Your output must be the line containing "Decode this image" followed by every later line in the entries below, all copied exactly.

(Beginning of Task material)

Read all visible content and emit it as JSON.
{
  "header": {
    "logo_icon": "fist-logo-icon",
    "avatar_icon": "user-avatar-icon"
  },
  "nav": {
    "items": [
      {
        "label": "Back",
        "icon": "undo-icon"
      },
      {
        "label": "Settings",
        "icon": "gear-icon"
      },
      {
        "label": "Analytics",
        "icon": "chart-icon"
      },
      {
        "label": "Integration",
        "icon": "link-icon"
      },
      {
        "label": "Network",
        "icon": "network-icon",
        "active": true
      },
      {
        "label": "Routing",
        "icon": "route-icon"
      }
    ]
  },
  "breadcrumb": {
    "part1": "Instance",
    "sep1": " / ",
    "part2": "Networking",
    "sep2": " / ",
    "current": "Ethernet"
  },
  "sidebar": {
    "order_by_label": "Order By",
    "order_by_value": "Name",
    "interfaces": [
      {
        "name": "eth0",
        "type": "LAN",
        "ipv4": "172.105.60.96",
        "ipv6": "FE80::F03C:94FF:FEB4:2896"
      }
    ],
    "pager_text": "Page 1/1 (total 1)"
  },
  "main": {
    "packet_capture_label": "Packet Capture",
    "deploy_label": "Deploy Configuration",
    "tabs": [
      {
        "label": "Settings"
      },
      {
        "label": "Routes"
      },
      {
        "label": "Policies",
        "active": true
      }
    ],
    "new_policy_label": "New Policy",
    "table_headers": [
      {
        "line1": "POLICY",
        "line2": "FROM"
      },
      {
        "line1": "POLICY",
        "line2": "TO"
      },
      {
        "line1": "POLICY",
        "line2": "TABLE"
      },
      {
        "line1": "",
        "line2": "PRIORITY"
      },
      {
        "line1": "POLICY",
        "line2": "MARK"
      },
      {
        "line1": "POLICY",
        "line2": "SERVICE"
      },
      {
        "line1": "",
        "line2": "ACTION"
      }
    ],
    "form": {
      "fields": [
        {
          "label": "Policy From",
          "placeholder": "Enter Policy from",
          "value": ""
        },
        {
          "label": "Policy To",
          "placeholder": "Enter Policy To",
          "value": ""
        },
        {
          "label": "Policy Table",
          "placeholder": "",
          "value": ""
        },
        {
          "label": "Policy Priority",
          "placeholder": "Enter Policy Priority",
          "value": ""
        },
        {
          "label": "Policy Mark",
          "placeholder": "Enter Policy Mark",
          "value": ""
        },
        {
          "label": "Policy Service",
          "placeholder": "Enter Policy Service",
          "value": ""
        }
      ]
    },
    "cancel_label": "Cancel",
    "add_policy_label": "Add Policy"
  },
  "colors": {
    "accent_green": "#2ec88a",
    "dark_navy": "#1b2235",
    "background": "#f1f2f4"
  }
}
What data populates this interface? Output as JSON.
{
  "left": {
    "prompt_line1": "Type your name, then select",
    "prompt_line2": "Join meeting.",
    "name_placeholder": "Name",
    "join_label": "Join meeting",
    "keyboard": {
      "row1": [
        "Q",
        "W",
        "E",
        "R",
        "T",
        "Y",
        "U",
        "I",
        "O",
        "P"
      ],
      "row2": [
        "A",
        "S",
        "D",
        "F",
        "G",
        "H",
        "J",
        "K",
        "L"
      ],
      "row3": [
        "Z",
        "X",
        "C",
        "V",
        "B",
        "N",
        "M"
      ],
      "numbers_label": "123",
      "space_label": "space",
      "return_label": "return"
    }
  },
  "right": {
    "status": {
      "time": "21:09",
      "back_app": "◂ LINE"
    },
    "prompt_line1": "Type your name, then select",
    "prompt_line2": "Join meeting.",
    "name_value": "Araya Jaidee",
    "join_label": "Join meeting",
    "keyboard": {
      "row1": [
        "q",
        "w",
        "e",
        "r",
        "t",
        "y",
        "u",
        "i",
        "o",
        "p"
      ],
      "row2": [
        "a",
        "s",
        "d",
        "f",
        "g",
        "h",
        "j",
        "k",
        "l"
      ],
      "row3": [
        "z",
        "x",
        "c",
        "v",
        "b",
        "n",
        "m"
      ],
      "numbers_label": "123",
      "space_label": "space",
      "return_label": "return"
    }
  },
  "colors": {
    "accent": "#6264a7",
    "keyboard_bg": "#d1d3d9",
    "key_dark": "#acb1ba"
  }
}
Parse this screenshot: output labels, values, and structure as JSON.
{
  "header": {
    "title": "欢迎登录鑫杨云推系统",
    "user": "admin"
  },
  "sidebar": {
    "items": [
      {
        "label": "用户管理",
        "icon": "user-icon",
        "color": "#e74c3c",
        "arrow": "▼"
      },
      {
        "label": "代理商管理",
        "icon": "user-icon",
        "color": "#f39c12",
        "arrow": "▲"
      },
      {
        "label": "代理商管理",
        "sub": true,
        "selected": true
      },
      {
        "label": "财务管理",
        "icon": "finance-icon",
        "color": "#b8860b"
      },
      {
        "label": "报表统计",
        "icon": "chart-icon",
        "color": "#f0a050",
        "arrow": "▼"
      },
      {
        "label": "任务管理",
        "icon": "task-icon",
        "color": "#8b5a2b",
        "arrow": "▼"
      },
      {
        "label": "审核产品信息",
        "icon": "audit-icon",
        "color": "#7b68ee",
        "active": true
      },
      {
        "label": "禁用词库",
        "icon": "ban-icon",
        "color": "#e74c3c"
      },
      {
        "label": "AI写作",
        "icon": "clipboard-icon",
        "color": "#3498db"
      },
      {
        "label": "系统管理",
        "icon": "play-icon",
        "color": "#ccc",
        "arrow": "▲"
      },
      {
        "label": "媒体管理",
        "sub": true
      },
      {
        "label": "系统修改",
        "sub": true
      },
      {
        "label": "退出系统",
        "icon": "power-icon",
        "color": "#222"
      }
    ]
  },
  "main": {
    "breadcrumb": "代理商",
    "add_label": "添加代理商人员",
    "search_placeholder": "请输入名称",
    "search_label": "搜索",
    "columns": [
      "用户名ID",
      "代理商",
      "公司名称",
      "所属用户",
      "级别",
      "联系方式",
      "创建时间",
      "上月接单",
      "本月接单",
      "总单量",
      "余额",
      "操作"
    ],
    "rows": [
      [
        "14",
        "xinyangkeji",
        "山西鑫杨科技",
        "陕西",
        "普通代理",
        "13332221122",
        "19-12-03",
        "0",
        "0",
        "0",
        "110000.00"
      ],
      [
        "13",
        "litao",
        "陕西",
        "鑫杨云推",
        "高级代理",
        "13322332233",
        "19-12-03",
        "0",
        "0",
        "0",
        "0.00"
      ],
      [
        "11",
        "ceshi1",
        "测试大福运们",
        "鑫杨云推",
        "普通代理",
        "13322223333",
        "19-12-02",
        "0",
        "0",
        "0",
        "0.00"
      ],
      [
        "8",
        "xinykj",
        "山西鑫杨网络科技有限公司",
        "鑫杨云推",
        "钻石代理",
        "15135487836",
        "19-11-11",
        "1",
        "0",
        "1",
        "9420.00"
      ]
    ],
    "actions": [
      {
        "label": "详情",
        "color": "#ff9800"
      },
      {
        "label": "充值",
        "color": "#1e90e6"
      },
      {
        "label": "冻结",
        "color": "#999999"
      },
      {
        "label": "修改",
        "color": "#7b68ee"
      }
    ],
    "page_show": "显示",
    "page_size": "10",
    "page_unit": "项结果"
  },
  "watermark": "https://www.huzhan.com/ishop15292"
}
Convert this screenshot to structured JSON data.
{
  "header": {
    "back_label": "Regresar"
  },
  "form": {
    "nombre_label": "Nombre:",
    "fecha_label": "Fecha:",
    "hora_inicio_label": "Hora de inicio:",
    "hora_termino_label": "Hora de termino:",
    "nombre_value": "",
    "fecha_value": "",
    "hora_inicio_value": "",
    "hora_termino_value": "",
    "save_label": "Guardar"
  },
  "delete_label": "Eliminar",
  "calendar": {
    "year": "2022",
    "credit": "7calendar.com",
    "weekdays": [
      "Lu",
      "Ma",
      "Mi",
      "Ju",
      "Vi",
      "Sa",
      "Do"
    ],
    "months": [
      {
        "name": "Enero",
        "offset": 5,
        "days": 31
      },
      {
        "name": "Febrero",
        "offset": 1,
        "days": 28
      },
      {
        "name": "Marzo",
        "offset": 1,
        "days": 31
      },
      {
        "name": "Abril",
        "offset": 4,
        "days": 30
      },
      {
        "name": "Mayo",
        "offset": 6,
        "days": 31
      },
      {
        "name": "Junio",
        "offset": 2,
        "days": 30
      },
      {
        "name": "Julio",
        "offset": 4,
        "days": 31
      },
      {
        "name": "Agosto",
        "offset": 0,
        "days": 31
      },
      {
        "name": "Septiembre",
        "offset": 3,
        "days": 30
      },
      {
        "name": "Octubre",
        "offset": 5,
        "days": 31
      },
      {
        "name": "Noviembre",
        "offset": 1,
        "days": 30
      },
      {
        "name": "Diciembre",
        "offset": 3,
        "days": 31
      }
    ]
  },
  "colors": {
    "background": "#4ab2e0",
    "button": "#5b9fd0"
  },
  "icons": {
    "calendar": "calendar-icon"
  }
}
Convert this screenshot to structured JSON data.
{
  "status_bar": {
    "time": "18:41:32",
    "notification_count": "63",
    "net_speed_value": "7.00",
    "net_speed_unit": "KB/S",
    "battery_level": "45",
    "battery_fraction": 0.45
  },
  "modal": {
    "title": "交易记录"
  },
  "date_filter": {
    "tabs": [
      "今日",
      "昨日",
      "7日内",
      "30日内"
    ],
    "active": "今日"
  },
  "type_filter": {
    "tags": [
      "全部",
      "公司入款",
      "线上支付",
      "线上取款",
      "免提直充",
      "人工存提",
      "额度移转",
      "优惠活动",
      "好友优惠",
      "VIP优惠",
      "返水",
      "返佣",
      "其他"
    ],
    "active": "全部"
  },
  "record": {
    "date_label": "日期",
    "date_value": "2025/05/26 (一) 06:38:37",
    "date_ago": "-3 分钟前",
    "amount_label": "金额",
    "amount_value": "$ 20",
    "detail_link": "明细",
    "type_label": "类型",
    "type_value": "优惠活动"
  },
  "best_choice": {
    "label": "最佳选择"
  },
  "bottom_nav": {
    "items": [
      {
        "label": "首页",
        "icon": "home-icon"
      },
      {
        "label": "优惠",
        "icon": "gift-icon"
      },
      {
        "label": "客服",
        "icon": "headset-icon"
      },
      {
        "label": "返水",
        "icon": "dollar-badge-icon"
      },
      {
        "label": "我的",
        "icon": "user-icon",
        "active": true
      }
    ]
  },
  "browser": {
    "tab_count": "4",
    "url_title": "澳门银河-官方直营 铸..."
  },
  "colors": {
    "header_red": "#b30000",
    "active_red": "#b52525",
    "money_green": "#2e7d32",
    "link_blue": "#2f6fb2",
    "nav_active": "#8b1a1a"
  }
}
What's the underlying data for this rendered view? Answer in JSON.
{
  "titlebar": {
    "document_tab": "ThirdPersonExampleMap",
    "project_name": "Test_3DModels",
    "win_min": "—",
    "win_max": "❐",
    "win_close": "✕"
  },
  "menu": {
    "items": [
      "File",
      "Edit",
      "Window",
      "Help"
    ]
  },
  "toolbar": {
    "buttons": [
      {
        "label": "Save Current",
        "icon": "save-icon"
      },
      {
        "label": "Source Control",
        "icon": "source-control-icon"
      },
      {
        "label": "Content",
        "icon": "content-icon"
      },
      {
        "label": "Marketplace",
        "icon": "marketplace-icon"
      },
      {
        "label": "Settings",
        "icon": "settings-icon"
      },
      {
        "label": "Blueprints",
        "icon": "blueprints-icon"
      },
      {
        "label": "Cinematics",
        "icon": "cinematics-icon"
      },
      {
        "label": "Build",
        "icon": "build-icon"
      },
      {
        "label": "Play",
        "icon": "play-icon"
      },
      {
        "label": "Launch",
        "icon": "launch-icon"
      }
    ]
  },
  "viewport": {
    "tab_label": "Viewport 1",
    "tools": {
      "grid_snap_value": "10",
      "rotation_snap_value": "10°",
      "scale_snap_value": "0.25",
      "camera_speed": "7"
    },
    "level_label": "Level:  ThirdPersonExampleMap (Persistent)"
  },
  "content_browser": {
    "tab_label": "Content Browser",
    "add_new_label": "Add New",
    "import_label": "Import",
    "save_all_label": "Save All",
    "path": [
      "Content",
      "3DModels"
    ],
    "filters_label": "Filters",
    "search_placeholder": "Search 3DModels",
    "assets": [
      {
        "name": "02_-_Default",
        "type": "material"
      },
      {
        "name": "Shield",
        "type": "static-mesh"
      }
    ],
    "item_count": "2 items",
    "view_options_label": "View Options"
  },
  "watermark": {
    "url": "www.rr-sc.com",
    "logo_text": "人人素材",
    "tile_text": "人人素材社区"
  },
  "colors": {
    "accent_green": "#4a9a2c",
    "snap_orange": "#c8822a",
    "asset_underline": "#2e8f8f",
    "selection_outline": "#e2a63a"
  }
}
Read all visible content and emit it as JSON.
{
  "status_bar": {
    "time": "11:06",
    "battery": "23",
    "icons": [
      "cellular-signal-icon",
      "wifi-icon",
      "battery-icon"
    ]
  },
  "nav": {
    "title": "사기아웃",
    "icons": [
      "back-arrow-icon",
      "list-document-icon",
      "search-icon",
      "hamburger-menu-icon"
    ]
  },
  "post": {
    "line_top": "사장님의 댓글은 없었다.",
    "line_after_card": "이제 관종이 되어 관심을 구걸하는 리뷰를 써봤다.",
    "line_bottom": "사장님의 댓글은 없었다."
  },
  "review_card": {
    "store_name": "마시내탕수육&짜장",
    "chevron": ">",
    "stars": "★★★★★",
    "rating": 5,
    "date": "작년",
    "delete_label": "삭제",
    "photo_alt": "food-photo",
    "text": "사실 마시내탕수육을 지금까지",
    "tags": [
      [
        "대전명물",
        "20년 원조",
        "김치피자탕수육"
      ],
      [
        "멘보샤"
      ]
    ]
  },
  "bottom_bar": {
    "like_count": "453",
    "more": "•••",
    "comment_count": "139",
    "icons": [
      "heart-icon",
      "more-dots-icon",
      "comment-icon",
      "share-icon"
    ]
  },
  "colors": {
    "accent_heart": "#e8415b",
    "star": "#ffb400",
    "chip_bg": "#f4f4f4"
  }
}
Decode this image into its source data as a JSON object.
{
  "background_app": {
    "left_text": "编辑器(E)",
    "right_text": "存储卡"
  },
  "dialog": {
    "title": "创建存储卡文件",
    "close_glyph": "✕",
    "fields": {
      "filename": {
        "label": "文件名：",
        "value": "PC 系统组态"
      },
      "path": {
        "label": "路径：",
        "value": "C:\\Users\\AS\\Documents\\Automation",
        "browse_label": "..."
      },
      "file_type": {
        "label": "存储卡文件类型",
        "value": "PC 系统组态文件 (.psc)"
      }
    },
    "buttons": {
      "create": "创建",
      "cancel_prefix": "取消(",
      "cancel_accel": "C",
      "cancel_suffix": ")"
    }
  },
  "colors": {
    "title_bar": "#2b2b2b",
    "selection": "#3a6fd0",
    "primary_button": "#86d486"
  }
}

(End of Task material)

- Response to this exercise
Decode this image into its source data as a JSON object.
{
  "background_app": {
    "left_text": "编辑器(E)",
    "right_text": "存储卡"
  },
  "dialog": {
    "title": "创建存储卡文件",
    "close_glyph": "✕",
    "fields": {
      "filename": {
        "label": "文件名：",
        "value": "PC 系统组态"
      },
      "path": {
        "label": "路径：",
        "value": "C:\\Users\\AS\\Documents\\Automation",
        "browse_label": "..."
      },
      "file_type": {
        "label": "存储卡文件类型",
        "value": "PC 系统组态文件 (.psc)"
      }
    },
    "buttons": {
      "create": "创建",
      "cancel_prefix": "取消(",
      "cancel_accel": "C",
      "cancel_suffix": ")"
    }
  },
  "colors": {
    "title_bar": "#2b2b2b",
    "selection": "#3a6fd0",
    "primary_button": "#86d486"
  }
}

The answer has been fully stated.